[I]f one were inclined to be really uncharitable, one might throw Dave's declaration from that post right back at him: "These people are always wrong and should not be taken seriously."
If you're going to argue against that, you've got to defend the three and a half years of utterly wrong arguments by war hawks–including and especially the hawks who are now crowing about how the surge has discredited those irksome Weigels and Henleys. Here's surge architect Fred Kagan from August 2005.
If the U.S. were to keep its troop levels constant over the next 18 months, the manpower available to perform all of these critical tasks would increase dramatically as Iraqi forces became available to handle basic security functions… [If] Bush stays the course and pays the price for success, the prospects for winning will get better every day.
Not "send more troops," by the way–stay the course. It would take a few more months of bloodshed for Kagan to realize that the previous successful plans were unsuccessful and we needed a new successful plan. Here's Sen. Joe Lieberman from November 2005.
The leaders of America's military and diplomatic forces in Iraq, Gen. George Casey and Ambassador Zal Khalilzad, have a clear and compelling vision of our mission there… Does America have a good plan for doing this, a strategy for victory in Iraq? Yes we do.

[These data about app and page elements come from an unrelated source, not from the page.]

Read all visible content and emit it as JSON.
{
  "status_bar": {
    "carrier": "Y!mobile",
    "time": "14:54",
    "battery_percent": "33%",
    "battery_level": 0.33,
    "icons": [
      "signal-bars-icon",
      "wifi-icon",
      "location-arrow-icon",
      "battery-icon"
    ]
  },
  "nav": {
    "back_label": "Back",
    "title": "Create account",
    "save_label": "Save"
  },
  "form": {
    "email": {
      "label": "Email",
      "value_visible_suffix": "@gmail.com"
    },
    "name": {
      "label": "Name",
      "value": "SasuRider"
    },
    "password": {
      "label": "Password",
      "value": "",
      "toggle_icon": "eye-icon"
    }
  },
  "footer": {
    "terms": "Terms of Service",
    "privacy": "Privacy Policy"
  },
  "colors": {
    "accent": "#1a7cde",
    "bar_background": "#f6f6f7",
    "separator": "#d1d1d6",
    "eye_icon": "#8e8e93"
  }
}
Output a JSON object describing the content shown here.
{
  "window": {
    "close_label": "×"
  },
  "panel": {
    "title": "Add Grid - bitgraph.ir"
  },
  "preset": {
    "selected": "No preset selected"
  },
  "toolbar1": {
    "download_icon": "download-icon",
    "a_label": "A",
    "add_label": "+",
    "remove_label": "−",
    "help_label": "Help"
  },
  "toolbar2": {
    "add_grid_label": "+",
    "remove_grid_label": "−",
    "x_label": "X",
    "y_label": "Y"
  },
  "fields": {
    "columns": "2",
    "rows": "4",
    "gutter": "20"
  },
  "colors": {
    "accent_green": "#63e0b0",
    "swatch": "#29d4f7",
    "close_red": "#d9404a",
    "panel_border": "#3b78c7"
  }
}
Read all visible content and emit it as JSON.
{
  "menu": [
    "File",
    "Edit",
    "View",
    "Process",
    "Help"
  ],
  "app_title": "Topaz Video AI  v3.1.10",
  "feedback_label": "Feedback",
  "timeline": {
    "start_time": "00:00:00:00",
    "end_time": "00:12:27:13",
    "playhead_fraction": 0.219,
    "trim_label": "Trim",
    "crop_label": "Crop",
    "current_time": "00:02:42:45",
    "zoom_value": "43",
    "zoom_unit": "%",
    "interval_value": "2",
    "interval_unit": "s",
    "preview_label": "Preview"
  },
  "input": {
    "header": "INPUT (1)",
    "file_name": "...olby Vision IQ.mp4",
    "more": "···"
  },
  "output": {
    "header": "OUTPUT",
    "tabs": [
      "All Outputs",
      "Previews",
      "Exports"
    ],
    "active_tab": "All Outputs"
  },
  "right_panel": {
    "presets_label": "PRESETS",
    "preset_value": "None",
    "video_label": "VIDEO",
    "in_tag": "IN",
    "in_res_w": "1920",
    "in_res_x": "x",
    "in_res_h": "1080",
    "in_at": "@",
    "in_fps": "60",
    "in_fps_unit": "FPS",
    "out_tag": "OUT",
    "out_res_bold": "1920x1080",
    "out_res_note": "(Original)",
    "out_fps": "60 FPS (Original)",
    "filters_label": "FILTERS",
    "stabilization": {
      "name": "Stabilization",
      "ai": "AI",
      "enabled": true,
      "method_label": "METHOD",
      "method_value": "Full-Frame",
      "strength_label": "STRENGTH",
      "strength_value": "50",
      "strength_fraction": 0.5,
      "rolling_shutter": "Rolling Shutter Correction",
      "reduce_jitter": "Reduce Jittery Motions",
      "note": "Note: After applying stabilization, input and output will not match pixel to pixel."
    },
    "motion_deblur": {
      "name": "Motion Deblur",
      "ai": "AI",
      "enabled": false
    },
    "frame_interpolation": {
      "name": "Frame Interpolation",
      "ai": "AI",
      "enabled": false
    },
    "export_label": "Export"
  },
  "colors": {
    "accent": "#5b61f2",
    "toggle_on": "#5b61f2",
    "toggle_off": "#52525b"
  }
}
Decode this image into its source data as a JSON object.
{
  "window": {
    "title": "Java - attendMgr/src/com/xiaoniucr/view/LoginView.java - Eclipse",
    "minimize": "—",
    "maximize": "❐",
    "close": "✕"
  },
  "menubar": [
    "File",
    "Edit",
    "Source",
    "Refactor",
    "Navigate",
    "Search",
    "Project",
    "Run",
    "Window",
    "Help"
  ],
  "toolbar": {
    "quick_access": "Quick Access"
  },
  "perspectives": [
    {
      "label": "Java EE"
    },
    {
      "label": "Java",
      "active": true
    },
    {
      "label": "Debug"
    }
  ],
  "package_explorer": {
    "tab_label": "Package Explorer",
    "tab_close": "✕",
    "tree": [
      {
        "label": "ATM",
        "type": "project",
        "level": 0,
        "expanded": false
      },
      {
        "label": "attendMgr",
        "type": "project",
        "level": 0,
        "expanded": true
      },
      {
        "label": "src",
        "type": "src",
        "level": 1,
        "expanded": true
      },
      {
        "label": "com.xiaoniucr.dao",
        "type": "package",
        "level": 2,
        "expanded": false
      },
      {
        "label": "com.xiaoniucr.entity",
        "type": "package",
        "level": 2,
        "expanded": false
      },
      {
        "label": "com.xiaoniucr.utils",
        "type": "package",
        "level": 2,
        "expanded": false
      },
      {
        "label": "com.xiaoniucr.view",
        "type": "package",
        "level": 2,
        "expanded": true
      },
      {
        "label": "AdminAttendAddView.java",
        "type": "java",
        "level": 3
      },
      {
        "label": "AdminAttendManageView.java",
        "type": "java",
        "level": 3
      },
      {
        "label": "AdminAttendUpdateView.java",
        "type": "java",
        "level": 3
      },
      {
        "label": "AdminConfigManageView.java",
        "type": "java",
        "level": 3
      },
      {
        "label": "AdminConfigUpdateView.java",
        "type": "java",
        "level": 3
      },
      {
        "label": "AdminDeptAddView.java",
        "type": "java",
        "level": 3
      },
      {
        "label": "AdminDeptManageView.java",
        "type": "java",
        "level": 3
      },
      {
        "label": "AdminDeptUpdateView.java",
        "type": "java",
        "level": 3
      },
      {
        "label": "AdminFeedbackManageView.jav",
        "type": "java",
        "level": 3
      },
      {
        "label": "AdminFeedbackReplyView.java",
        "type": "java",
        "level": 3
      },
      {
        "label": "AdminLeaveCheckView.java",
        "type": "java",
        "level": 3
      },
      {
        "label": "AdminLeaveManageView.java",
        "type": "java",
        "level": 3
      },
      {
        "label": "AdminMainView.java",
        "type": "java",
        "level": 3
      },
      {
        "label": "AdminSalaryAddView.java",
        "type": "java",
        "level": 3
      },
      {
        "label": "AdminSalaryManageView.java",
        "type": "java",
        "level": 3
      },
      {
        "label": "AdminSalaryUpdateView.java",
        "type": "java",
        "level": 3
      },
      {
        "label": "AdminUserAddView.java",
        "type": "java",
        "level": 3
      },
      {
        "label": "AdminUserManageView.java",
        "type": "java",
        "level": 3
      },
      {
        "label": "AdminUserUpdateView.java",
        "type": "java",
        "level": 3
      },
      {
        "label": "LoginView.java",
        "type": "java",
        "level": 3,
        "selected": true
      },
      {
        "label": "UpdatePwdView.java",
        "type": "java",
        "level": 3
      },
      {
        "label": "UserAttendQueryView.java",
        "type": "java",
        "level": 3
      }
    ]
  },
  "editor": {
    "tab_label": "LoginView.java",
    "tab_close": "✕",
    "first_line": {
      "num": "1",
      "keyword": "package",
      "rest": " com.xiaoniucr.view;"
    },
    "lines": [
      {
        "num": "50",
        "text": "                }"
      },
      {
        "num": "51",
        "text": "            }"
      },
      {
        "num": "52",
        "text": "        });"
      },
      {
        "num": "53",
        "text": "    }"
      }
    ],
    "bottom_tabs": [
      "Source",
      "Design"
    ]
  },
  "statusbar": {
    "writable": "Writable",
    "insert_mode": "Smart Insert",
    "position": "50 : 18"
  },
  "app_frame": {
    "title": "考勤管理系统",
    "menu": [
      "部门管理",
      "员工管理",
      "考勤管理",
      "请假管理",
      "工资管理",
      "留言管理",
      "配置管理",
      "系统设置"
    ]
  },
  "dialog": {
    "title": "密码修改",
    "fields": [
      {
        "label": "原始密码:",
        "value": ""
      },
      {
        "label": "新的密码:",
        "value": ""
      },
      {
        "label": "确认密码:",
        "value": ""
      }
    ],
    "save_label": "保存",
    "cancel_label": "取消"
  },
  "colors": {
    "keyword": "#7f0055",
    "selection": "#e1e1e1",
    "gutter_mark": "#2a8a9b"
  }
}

To say in early 2007 that Iraq war hawks were "always wrong" was more or less as true as arguing that salmon go upstream to spawn. Right now we're seeing the amusing spectacle of guys like Bill Kristol pondering that the Democratic victory in 2006 was perhaps "providential" because it changed Bush's strategy, after arguing in 2006 that we would win the war if we stayed the course and "kept our nerve."